As parents – or relatives, teachers and other adults responsible to children’s safety – we want our children and those we look after to be healthy and happy … and to develop well both physically and mentally. Above all, it’s also instinctive that we want kids to be safe.
Children learn through exploration and natural curiosity, and it is part of our job as parents and carers to encourage that. However, as our children grow up, develop and discover new experiences, we have to take more and different steps to ensure their safety.
Until their understanding and instincts catch up with their curiosity, our children need to be protected from everyday dangers – whether crossing the road, in and around the home, trying new foods or talking to new people they meet
And sooner or later … going online.
They’re growing up fast
Depending on the age that your children are now, they may not have yet discovered computers, smartphones or tablets, unless it’s just pressing the buttons! Alternatively, they may already be used to using certain trusted websites or – if they’re older – using social networking sites.
By the time they are older still, they will probably already be ‘online veterans’ who know their way around the internet, apps, games, downloading and social networking with ease. Chances are, they know more about these things than you do. But they almost certainly don’t have the life-experience and wisdom to handle all of the situations they encounter.
Which is why we need a measured approach to keeping our children safe when they’re online.
So what’s changed?
Until relatively recently, most homes had a family computer, on which parents could safely introduce their children to the internet, keep an eye on what they were doing and introduce a degree of monitoring and control using parental software. When children started to get their own computers for doing their homework and playing games, it became more difficult to work with them to ensure they were visiting appropriate websites and not talking to strangers online in the privacy of their bedrooms.
Now, of course, in the age of smartphones and tablets – effectively mini-computers that can be used anywhere – most parents find it a real challenge to not only educate their children in doing the right thing, but monitor and control their online behaviour.

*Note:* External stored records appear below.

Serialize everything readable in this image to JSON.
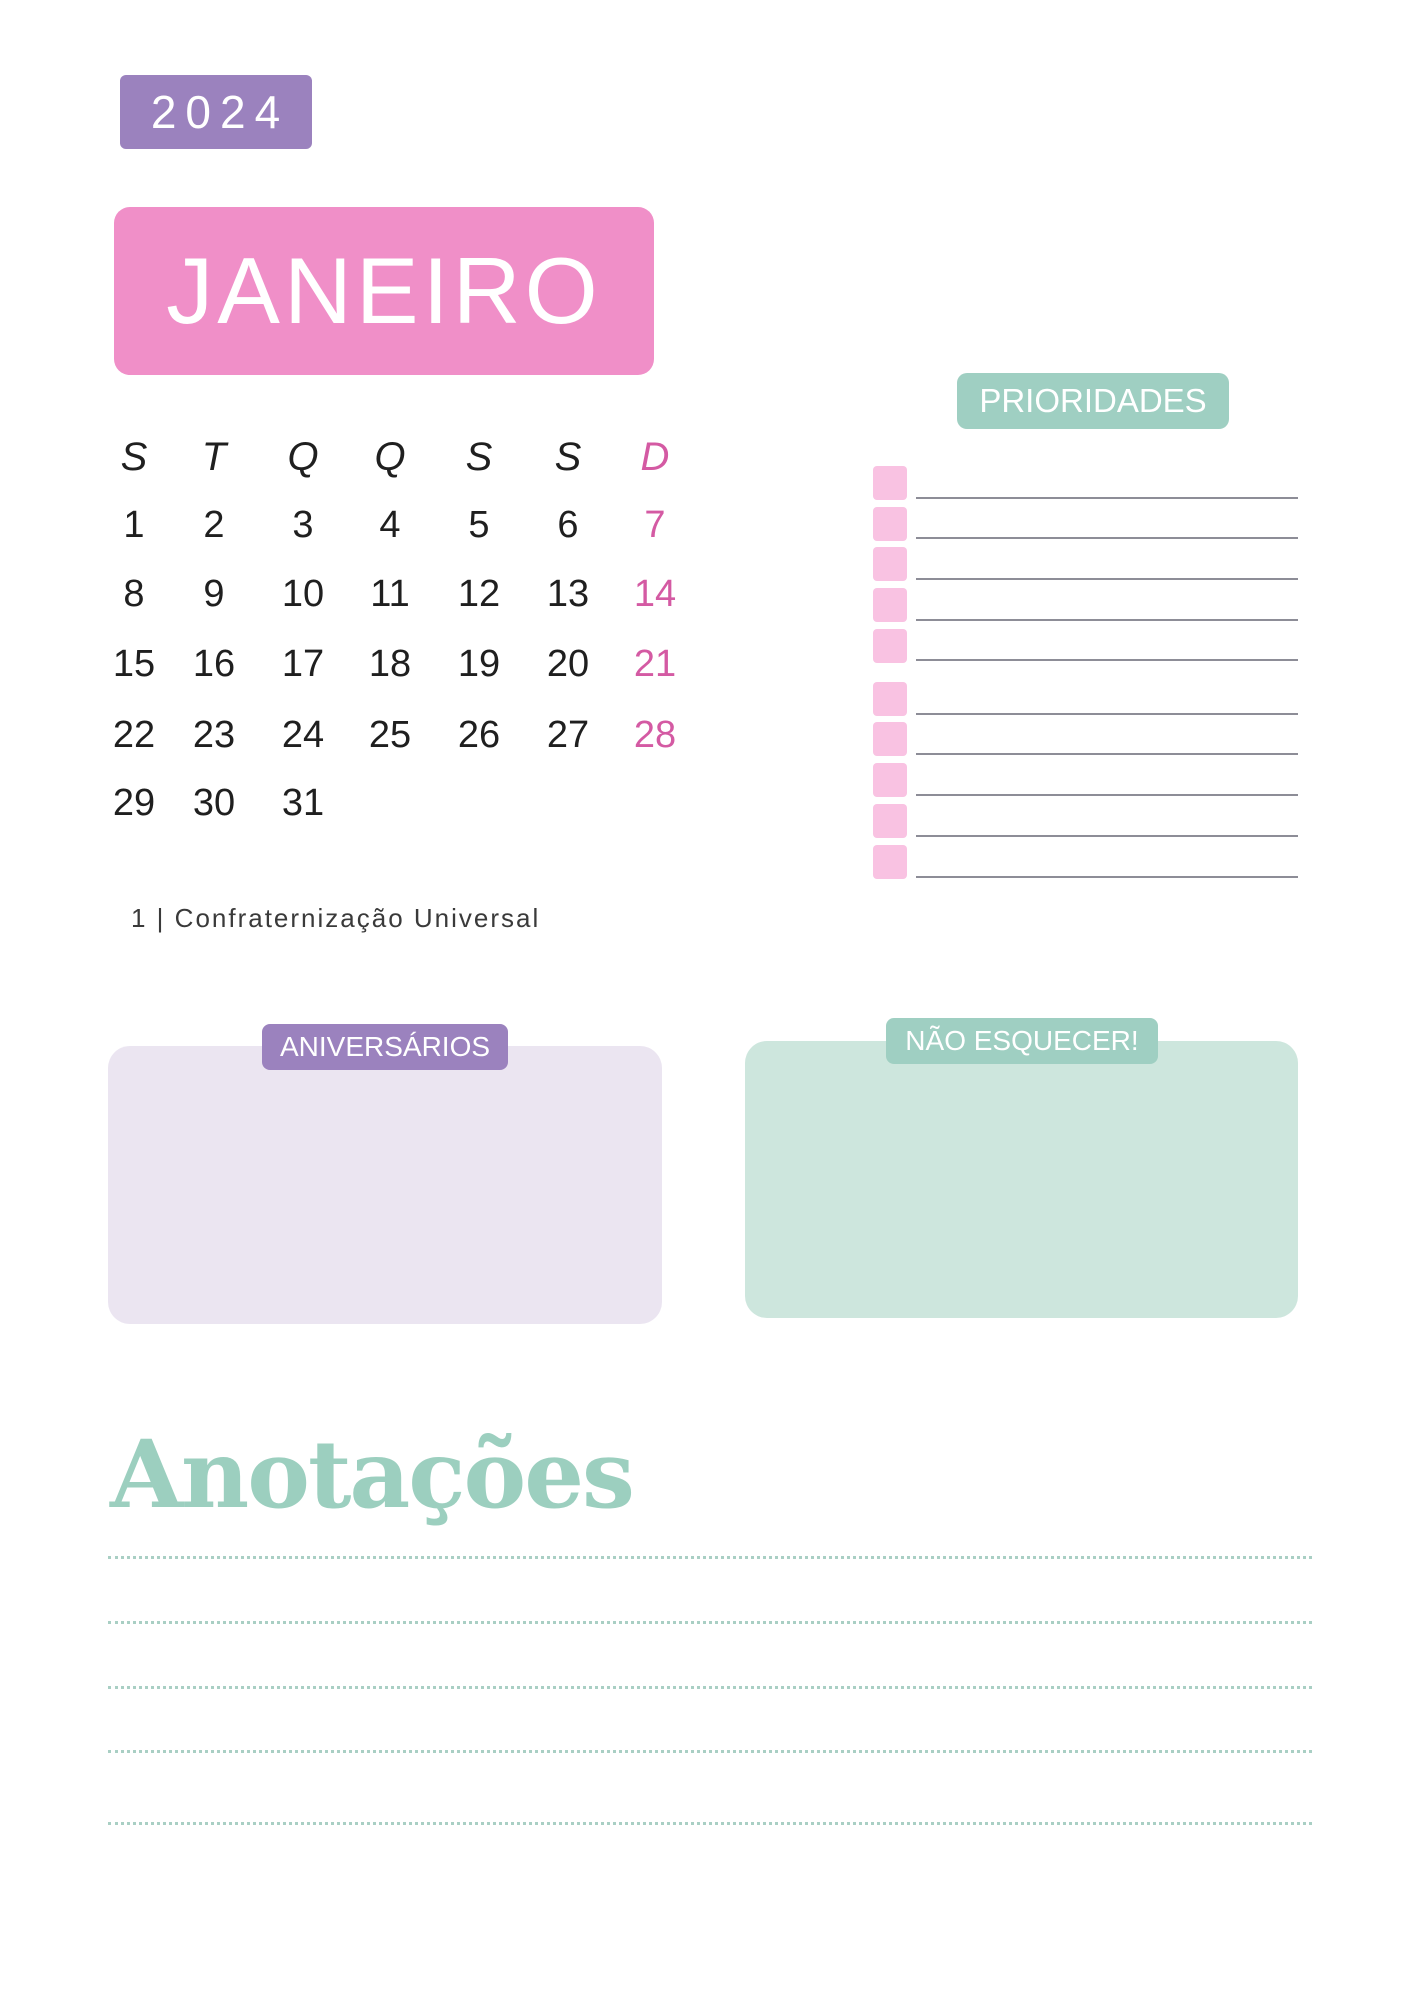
{
  "year": "2024",
  "month": "JANEIRO",
  "calendar": {
    "weekdays": [
      "S",
      "T",
      "Q",
      "Q",
      "S",
      "S",
      "D"
    ],
    "weeks": [
      [
        "1",
        "2",
        "3",
        "4",
        "5",
        "6",
        "7"
      ],
      [
        "8",
        "9",
        "10",
        "11",
        "12",
        "13",
        "14"
      ],
      [
        "15",
        "16",
        "17",
        "18",
        "19",
        "20",
        "21"
      ],
      [
        "22",
        "23",
        "24",
        "25",
        "26",
        "27",
        "28"
      ],
      [
        "29",
        "30",
        "31",
        "",
        "",
        "",
        ""
      ]
    ]
  },
  "holiday": "1 | Confraternização Universal",
  "priorities": {
    "title": "PRIORIDADES",
    "item_count": 10
  },
  "aniversarios": {
    "title": "ANIVERSÁRIOS"
  },
  "nao_esquecer": {
    "title": "NÃO ESQUECER!"
  },
  "anotacoes": {
    "title": "Anotações"
  },
  "colors": {
    "year_badge": "#9b82be",
    "month_banner": "#f08fc8",
    "sunday_text": "#d45aa3",
    "priority_checkbox": "#f9c2e2",
    "mint_accent": "#9fcfc2",
    "lavender_box": "#ebe5f1",
    "mint_box": "#cde6dd"
  }
}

None of us – of whatever age – is immune from encountering problems online, as a look through this website or the daily news will tell you. Our children are certainly at a vulnerable stage in their lives … naturally more trusting than adults and hopefully having been less exposed to the darker side of the internet. They are also not as well equipped to deal with such issues – or their consequences. Some of these potential issues are as follows:
Everyone needs help sometimes … and that’s especially true of parents trying to stay switched-on to their children’s online safety.

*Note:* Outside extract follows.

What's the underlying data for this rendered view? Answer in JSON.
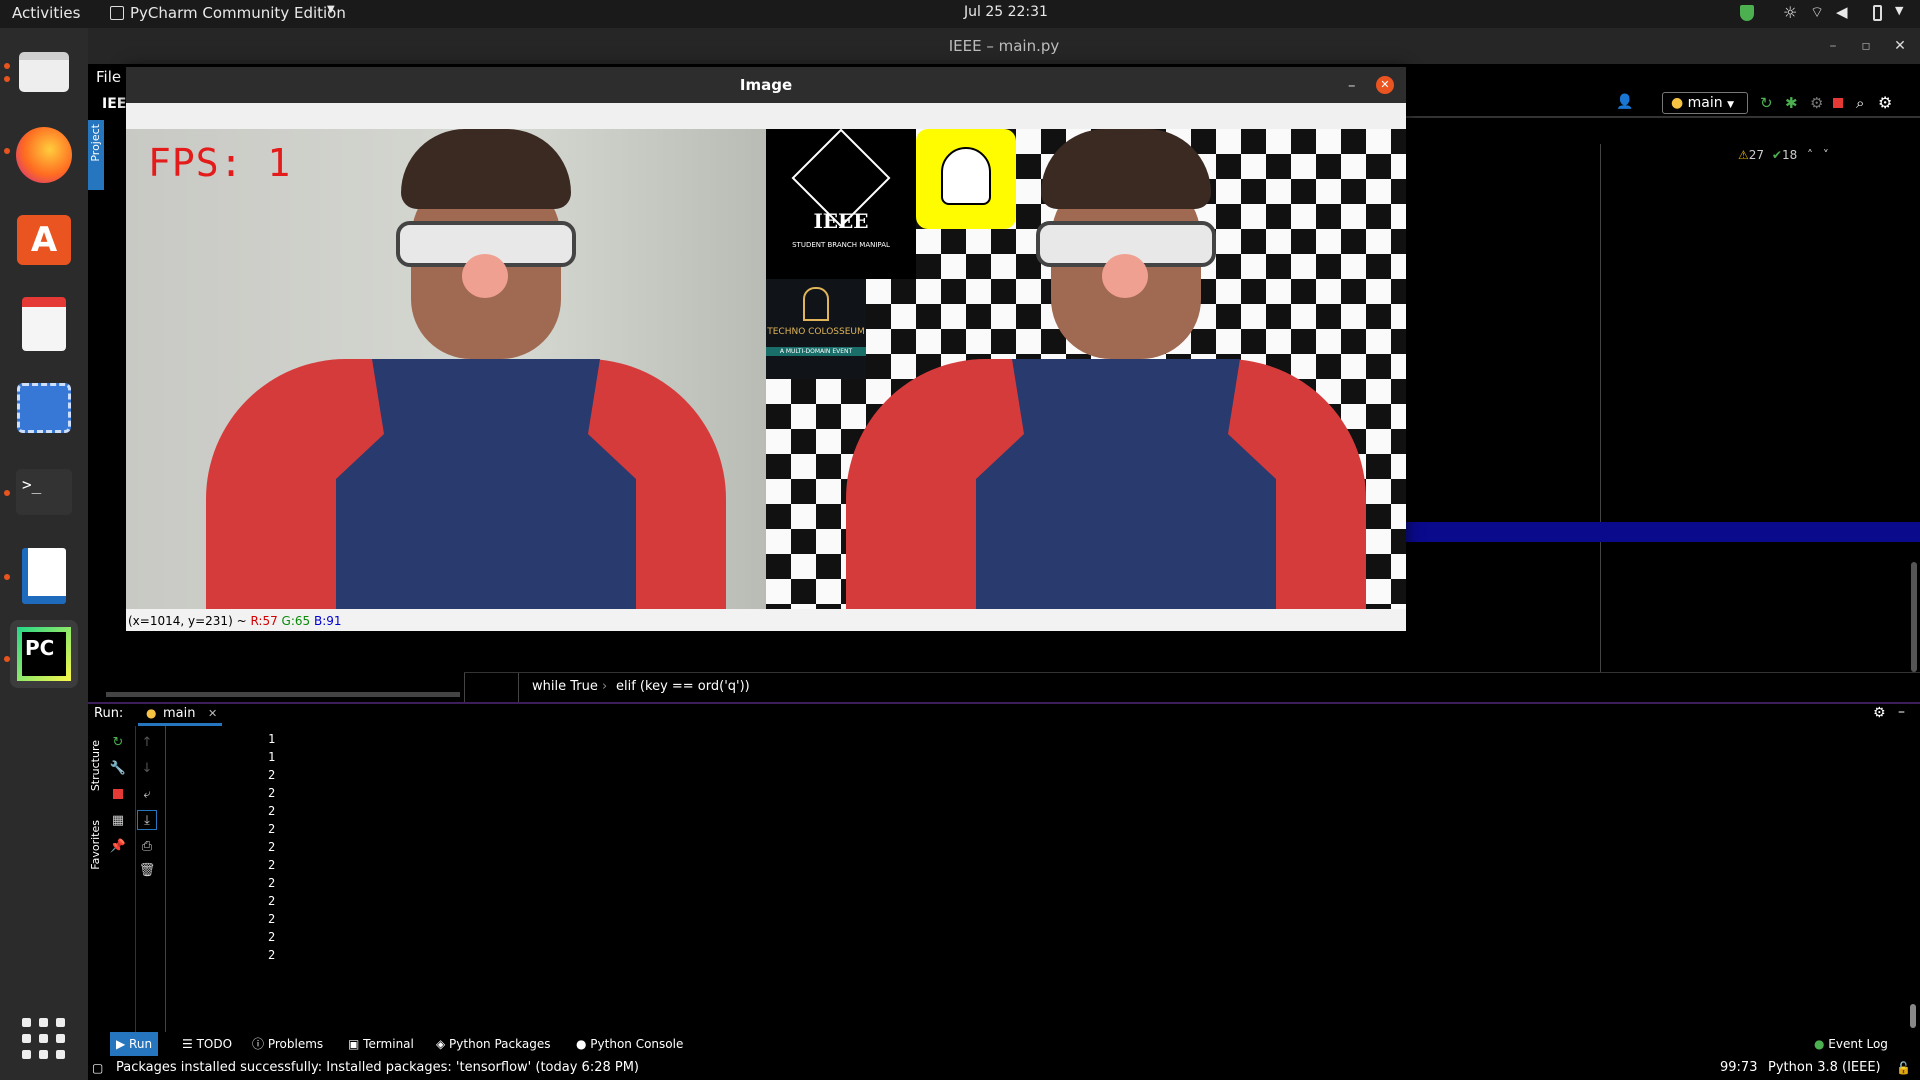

Please click on the links on this page to pick up some expert, up-to-the-minute advice.
We’ve prepared some simple checklists to help you keep your kids safe online according to their age group. Click on your child's age to find out more:

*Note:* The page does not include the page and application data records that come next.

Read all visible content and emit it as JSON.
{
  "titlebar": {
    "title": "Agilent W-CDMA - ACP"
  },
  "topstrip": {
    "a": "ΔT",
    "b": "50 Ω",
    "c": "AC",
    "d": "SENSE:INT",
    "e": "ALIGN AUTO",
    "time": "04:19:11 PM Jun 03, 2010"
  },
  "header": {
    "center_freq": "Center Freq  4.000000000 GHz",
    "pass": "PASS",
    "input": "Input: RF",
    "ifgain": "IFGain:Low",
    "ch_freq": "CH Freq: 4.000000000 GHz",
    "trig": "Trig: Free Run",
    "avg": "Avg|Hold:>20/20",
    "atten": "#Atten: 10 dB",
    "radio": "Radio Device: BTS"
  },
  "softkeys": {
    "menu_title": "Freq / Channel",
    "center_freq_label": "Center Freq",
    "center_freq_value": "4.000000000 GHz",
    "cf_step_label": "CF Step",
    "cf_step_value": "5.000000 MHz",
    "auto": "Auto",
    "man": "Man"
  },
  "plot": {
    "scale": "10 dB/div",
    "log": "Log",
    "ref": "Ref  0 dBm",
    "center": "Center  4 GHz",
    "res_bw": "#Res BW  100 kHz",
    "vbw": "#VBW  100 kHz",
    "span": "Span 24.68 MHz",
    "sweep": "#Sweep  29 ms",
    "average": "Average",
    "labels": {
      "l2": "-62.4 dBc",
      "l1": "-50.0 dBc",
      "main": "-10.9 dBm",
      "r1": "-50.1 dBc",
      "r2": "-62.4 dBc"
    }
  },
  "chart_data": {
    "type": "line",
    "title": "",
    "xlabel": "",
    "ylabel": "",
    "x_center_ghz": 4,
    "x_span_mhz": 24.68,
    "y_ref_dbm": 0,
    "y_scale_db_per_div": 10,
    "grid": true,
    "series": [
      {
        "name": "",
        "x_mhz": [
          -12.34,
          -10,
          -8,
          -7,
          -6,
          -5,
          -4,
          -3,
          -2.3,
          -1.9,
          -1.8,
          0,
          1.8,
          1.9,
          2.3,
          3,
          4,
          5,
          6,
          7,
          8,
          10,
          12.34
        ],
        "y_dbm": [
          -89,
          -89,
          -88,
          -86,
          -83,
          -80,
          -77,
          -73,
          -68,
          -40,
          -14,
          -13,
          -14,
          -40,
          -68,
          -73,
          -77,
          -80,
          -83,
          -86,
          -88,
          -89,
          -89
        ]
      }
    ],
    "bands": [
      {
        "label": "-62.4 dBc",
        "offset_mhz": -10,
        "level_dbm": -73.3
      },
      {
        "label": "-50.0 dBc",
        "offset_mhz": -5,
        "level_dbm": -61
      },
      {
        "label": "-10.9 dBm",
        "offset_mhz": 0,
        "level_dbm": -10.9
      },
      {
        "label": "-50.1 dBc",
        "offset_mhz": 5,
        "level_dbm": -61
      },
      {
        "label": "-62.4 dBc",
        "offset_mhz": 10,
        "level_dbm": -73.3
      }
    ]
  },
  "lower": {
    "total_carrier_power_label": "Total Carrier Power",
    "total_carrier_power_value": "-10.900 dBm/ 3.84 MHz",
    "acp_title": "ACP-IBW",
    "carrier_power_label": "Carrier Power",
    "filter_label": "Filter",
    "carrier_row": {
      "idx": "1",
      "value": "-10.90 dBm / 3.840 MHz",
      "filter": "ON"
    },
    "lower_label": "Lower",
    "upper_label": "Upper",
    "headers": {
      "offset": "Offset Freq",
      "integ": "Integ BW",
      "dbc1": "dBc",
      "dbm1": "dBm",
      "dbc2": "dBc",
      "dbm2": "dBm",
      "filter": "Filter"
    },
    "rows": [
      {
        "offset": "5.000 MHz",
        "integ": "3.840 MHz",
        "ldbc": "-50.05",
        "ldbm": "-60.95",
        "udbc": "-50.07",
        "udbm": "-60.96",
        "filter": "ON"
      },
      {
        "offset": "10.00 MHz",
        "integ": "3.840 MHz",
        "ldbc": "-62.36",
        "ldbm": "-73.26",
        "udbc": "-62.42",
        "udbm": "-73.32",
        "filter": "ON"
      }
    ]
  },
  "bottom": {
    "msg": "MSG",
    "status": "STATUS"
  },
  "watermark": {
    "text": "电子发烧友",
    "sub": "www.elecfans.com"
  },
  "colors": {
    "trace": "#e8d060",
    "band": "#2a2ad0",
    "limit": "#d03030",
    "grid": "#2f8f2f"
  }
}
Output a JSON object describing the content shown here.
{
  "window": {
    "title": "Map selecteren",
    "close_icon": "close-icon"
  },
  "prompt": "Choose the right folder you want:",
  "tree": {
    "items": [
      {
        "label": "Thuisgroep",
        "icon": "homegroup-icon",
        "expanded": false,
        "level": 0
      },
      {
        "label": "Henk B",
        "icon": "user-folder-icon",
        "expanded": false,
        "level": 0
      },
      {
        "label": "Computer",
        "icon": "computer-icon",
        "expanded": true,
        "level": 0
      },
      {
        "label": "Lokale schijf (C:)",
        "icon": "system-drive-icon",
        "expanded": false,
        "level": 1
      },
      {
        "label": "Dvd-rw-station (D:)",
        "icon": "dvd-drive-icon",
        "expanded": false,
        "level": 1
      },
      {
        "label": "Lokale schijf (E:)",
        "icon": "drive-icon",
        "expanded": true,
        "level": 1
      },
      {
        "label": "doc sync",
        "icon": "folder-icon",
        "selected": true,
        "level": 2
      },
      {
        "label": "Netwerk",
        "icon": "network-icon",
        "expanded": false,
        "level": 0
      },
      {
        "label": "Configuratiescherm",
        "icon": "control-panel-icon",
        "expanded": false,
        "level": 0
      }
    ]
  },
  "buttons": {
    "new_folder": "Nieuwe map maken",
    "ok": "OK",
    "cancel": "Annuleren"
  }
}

For information and advice, and to report concerns directly to The Child Exploitation and Online Protection Centre (CEOP), click on the report button below. CEOP is a command of the National Crime Agency, and is dedicated to tackling the sexual abuse and exploitation of children and young people. CEOP is here to help young people (up to age 18) who have been forced or tricked into taking part in sexual activity with anyone online or in the real world.